British WW1 1913 Pattern Bayonet, Dated 1916 by Winchester
Straight single-fullered knife blade, steel hilt with muzzle ring, wood slab grips with characteristic pair of cut grooves on each slab, secured by two screws. Steel beaked pommel with oil hole and locking button. Black leather No. 1 Mk 2 scabbard with steel locket & teardrop frog stud and steel chape piece.
The ricasso is stamped on one side with ‘1913 8 16 W’, indicating that it is the 1913 Pattern, manufactured in August 1916 by Winchester. On the other side it is stamped with a ‘broad arrow’ War Department stores mark, three crown inspection marks with ‘A’ for America and an ‘X’ indicating that it passed a manufacturer’s bending test. The scabbard has small crown inspection stamps to the throat and chape pieces, partly covered by the staples, the throat piece is also stamped with a small ‘2’. The leather section is stamped next to the seam with a further ‘broad arrow’ mark, a worn crown inspection stamp which I believe reads ‘B’ for Birmingham, the production date ’17 and the manufacturer’s mark ‘H.G.R.’, indicating Hepburn, Gale & Ross Ltd. Of Bermondsey, London. The U.S. made 1913 Pattern bayonets, having identical blades to the British 1907 Pattern, were entirely compatible with British scabbards and vice versa.
Inspired by the German Mauser M98 rifle, the experimental Pattern 1913 Enfield was intended to be the next generation British infantry rifle, firing the new .276 cartridge. The outbreak of war curtailed its development and the well-established SMLE was retained in service instead.

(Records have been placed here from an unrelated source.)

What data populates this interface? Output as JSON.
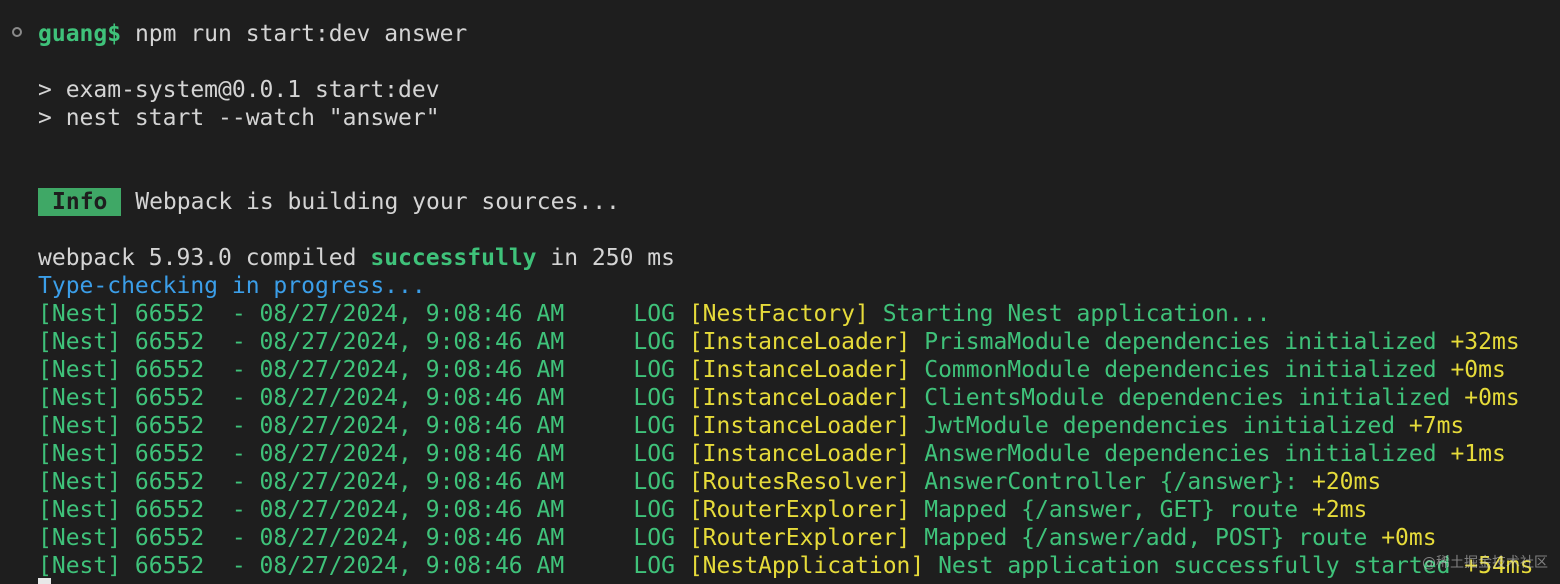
{
  "prompt": {
    "user": "guang$",
    "command": " npm run start:dev answer"
  },
  "npm_lines": [
    "> exam-system@0.0.1 start:dev",
    "> nest start --watch \"answer\""
  ],
  "info": {
    "badge": "Info",
    "text": " Webpack is building your sources..."
  },
  "webpack": {
    "prefix": "webpack 5.93.0 compiled ",
    "status": "successfully",
    "suffix": " in 250 ms"
  },
  "type_check": "Type-checking in progress...",
  "logs": [
    {
      "prefix": "[Nest] 66552  - 08/27/2024, 9:08:46 AM     LOG ",
      "context": "[NestFactory]",
      "message": " Starting Nest application...",
      "timing": ""
    },
    {
      "prefix": "[Nest] 66552  - 08/27/2024, 9:08:46 AM     LOG ",
      "context": "[InstanceLoader]",
      "message": " PrismaModule dependencies initialized ",
      "timing": "+32ms"
    },
    {
      "prefix": "[Nest] 66552  - 08/27/2024, 9:08:46 AM     LOG ",
      "context": "[InstanceLoader]",
      "message": " CommonModule dependencies initialized ",
      "timing": "+0ms"
    },
    {
      "prefix": "[Nest] 66552  - 08/27/2024, 9:08:46 AM     LOG ",
      "context": "[InstanceLoader]",
      "message": " ClientsModule dependencies initialized ",
      "timing": "+0ms"
    },
    {
      "prefix": "[Nest] 66552  - 08/27/2024, 9:08:46 AM     LOG ",
      "context": "[InstanceLoader]",
      "message": " JwtModule dependencies initialized ",
      "timing": "+7ms"
    },
    {
      "prefix": "[Nest] 66552  - 08/27/2024, 9:08:46 AM     LOG ",
      "context": "[InstanceLoader]",
      "message": " AnswerModule dependencies initialized ",
      "timing": "+1ms"
    },
    {
      "prefix": "[Nest] 66552  - 08/27/2024, 9:08:46 AM     LOG ",
      "context": "[RoutesResolver]",
      "message": " AnswerController {/answer}: ",
      "timing": "+20ms"
    },
    {
      "prefix": "[Nest] 66552  - 08/27/2024, 9:08:46 AM     LOG ",
      "context": "[RouterExplorer]",
      "message": " Mapped {/answer, GET} route ",
      "timing": "+2ms"
    },
    {
      "prefix": "[Nest] 66552  - 08/27/2024, 9:08:46 AM     LOG ",
      "context": "[RouterExplorer]",
      "message": " Mapped {/answer/add, POST} route ",
      "timing": "+0ms"
    },
    {
      "prefix": "[Nest] 66552  - 08/27/2024, 9:08:46 AM     LOG ",
      "context": "[NestApplication]",
      "message": " Nest application successfully started ",
      "timing": "+54ms"
    }
  ],
  "watermark": "@稀土掘金技术社区"
}
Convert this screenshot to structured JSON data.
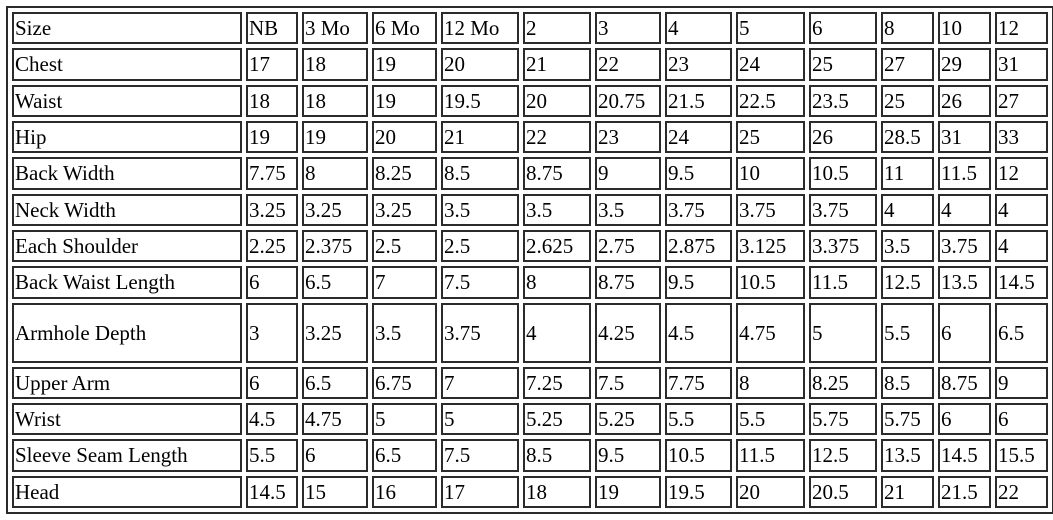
{
  "table": {
    "header": {
      "label": "Size",
      "sizes": [
        "NB",
        "3 Mo",
        "6 Mo",
        "12 Mo",
        "2",
        "3",
        "4",
        "5",
        "6",
        "8",
        "10",
        "12"
      ]
    },
    "rows": [
      {
        "label": "Chest",
        "values": [
          "17",
          "18",
          "19",
          "20",
          "21",
          "22",
          "23",
          "24",
          "25",
          "27",
          "29",
          "31"
        ]
      },
      {
        "label": "Waist",
        "values": [
          "18",
          "18",
          "19",
          "19.5",
          "20",
          "20.75",
          "21.5",
          "22.5",
          "23.5",
          "25",
          "26",
          "27"
        ]
      },
      {
        "label": "Hip",
        "values": [
          "19",
          "19",
          "20",
          "21",
          "22",
          "23",
          "24",
          "25",
          "26",
          "28.5",
          "31",
          "33"
        ]
      },
      {
        "label": "Back Width",
        "values": [
          "7.75",
          "8",
          "8.25",
          "8.5",
          "8.75",
          "9",
          "9.5",
          "10",
          "10.5",
          "11",
          "11.5",
          "12"
        ]
      },
      {
        "label": "Neck Width",
        "values": [
          "3.25",
          "3.25",
          "3.25",
          "3.5",
          "3.5",
          "3.5",
          "3.75",
          "3.75",
          "3.75",
          "4",
          "4",
          "4"
        ]
      },
      {
        "label": "Each Shoulder",
        "values": [
          "2.25",
          "2.375",
          "2.5",
          "2.5",
          "2.625",
          "2.75",
          "2.875",
          "3.125",
          "3.375",
          "3.5",
          "3.75",
          "4"
        ]
      },
      {
        "label": "Back Waist Length",
        "values": [
          "6",
          "6.5",
          "7",
          "7.5",
          "8",
          "8.75",
          "9.5",
          "10.5",
          "11.5",
          "12.5",
          "13.5",
          "14.5"
        ]
      },
      {
        "label": "Armhole Depth",
        "values": [
          "3",
          "3.25",
          "3.5",
          "3.75",
          "4",
          "4.25",
          "4.5",
          "4.75",
          "5",
          "5.5",
          "6",
          "6.5"
        ]
      },
      {
        "label": "Upper Arm",
        "values": [
          "6",
          "6.5",
          "6.75",
          "7",
          "7.25",
          "7.5",
          "7.75",
          "8",
          "8.25",
          "8.5",
          "8.75",
          "9"
        ]
      },
      {
        "label": "Wrist",
        "values": [
          "4.5",
          "4.75",
          "5",
          "5",
          "5.25",
          "5.25",
          "5.5",
          "5.5",
          "5.75",
          "5.75",
          "6",
          "6"
        ]
      },
      {
        "label": "Sleeve Seam Length",
        "values": [
          "5.5",
          "6",
          "6.5",
          "7.5",
          "8.5",
          "9.5",
          "10.5",
          "11.5",
          "12.5",
          "13.5",
          "14.5",
          "15.5"
        ]
      },
      {
        "label": "Head",
        "values": [
          "14.5",
          "15",
          "16",
          "17",
          "18",
          "19",
          "19.5",
          "20",
          "20.5",
          "21",
          "21.5",
          "22"
        ]
      }
    ]
  }
}
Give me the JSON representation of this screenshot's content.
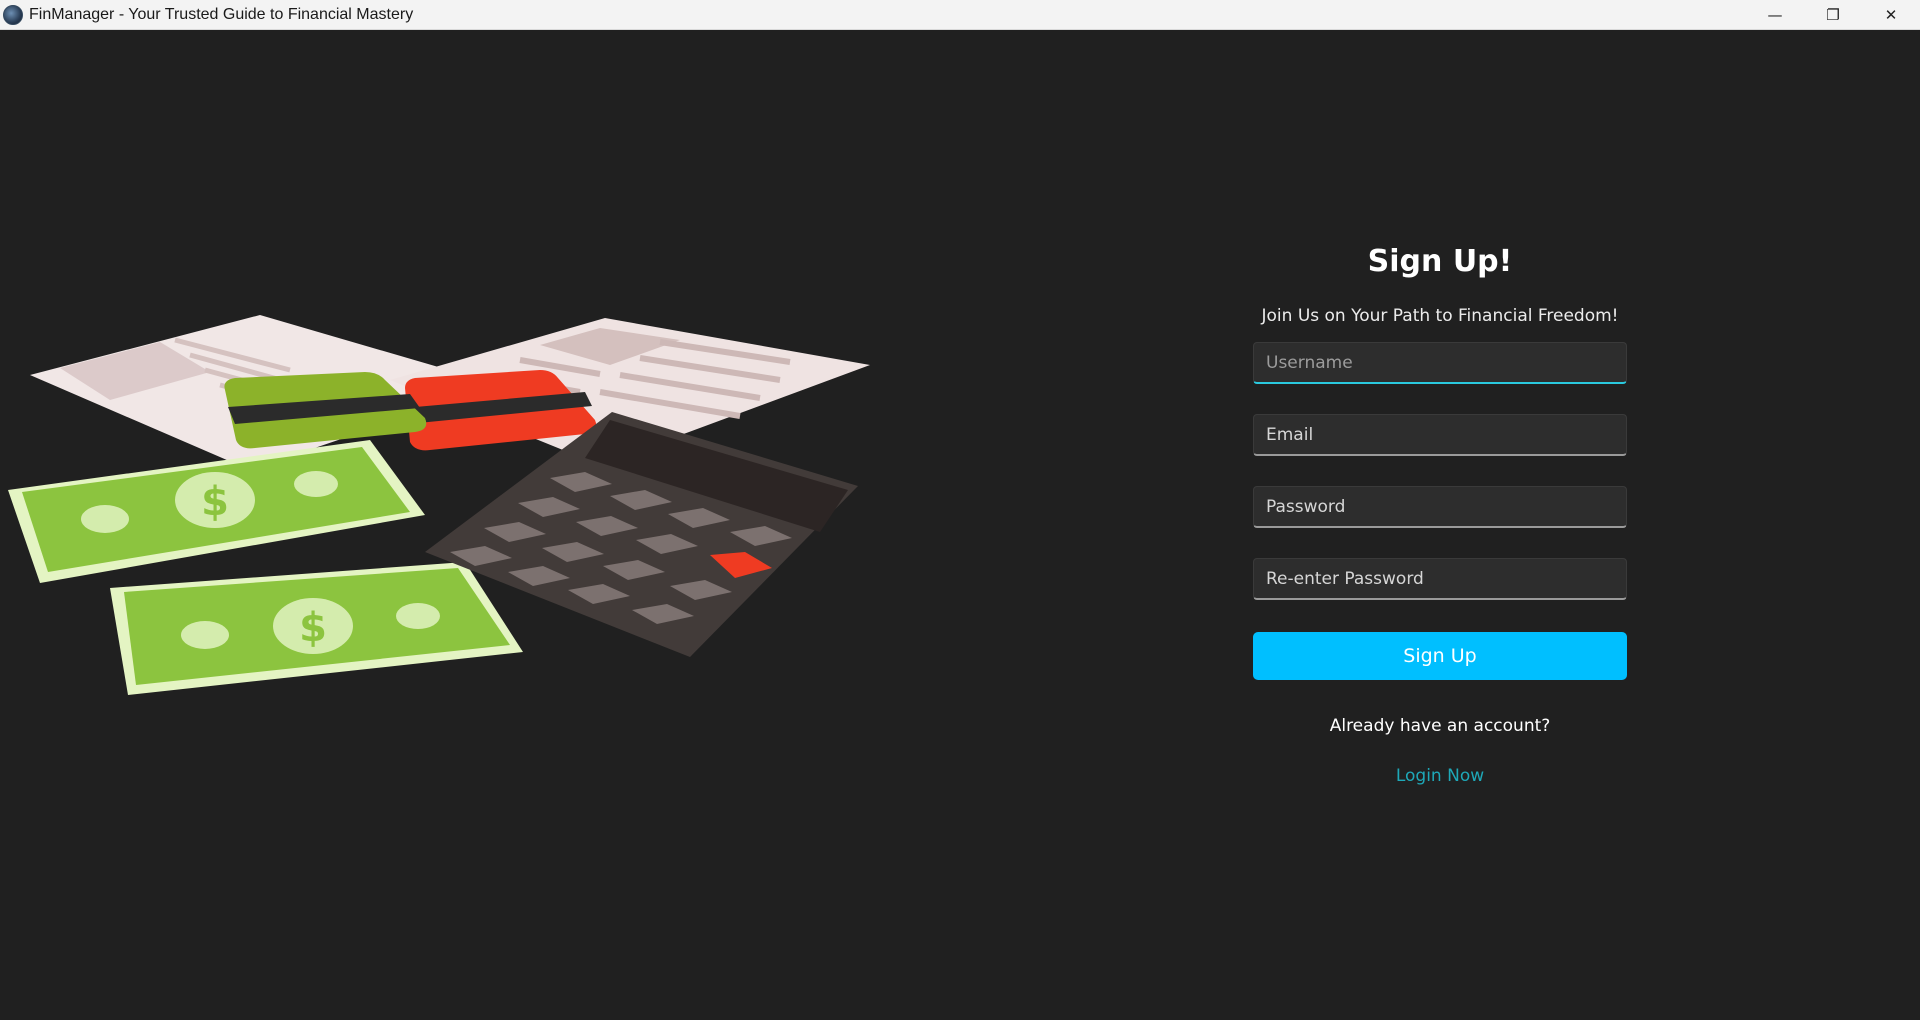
{
  "window": {
    "title": "FinManager - Your Trusted Guide to Financial Mastery",
    "controls": {
      "minimize": "—",
      "restore": "❐",
      "close": "✕"
    }
  },
  "signup": {
    "heading": "Sign Up!",
    "subtitle": "Join Us on Your Path to Financial Freedom!",
    "username_placeholder": "Username",
    "email_placeholder": "Email",
    "password_placeholder": "Password",
    "reenter_placeholder": "Re-enter Password",
    "button_label": "Sign Up",
    "already_text": "Already have an account?",
    "login_link": "Login Now"
  },
  "colors": {
    "background": "#202020",
    "accent": "#00bfff",
    "focus_underline": "#2ac9de",
    "link": "#1ea8b8"
  },
  "illustration": {
    "icons": [
      "documents-icon",
      "credit-card-icon",
      "dollar-bill-icon",
      "calculator-icon"
    ],
    "currency_symbol": "$"
  }
}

However with an urgent need for rifles the government opted to redesign the 1913 to take the existing .303 cartridge, calling this new rifle the Pattern 1914 (NB: the bayonet’s design did not require modifications, therefore it remained the ‘1913 Pattern’ bayonet). The production of these rifles and their bayonets was contracted to American manufacturers – an early handful were made by Vickers but it was clear that British plants were best left to make the SMLE.
Winchester produced the 1914 Pattern and its associated bayonet between 1916 and 1917. It was the rarer of the two US manufacturers of the bayonets, producing 225,000 bayonets compared with the 1,243,000 produced by Remington, and the rarest US manufacturer of the rifles, behind Remington and Remington’s subsidiary Eddystone. The 1914’s design was vindicated in that it proved to be more accurate than its predecessor and it was deployed principally as a sniper rifle, the Winchester-made rifles in particular thought to be of high quality, suitable for fitting with telescopic sights. It saw service again during WW2 as rear echelon equipment, e.g. with the Home Guard, although some were again used in a sniper configuration.
The 1913 Pattern should not be confused with the M1917 Enfield, also known as the ‘American Enfield’, which was essentially the same rifle design, this time adopted by the Americans and rechambered in their own .30-06 Springfield cartridge. Its bayonet was also essentially the same as the British model, but with US service marks and a ‘1917’ pattern stamp.
Founded in 1760 as Hepburn and Sons, Hepburn, Gale & Ross was a large manufacturer of leather goods based in the ancient tannery district of Bermondsey, which at times supplied the British Army with items such as saddles and bayonet scabbards. The firm still exists under the name Barrow, Hepburn & Gale, notably manufacturing the red leather despatch boxes used by government ministers since 1853, and the leather purses used in the 800-year-old tradition of Royal Maundy.
The blade is clean, sharp and undamaged, and retains its original blued area at the ricasso. The wood grip has some small dents and chips. The hilt, tang and pommel have been coated in a black lacquer or similar, which has worn away in raised areas exposing the steel beneath. The throat piece of the scabbard has some scratching which shows up bright against its blueing.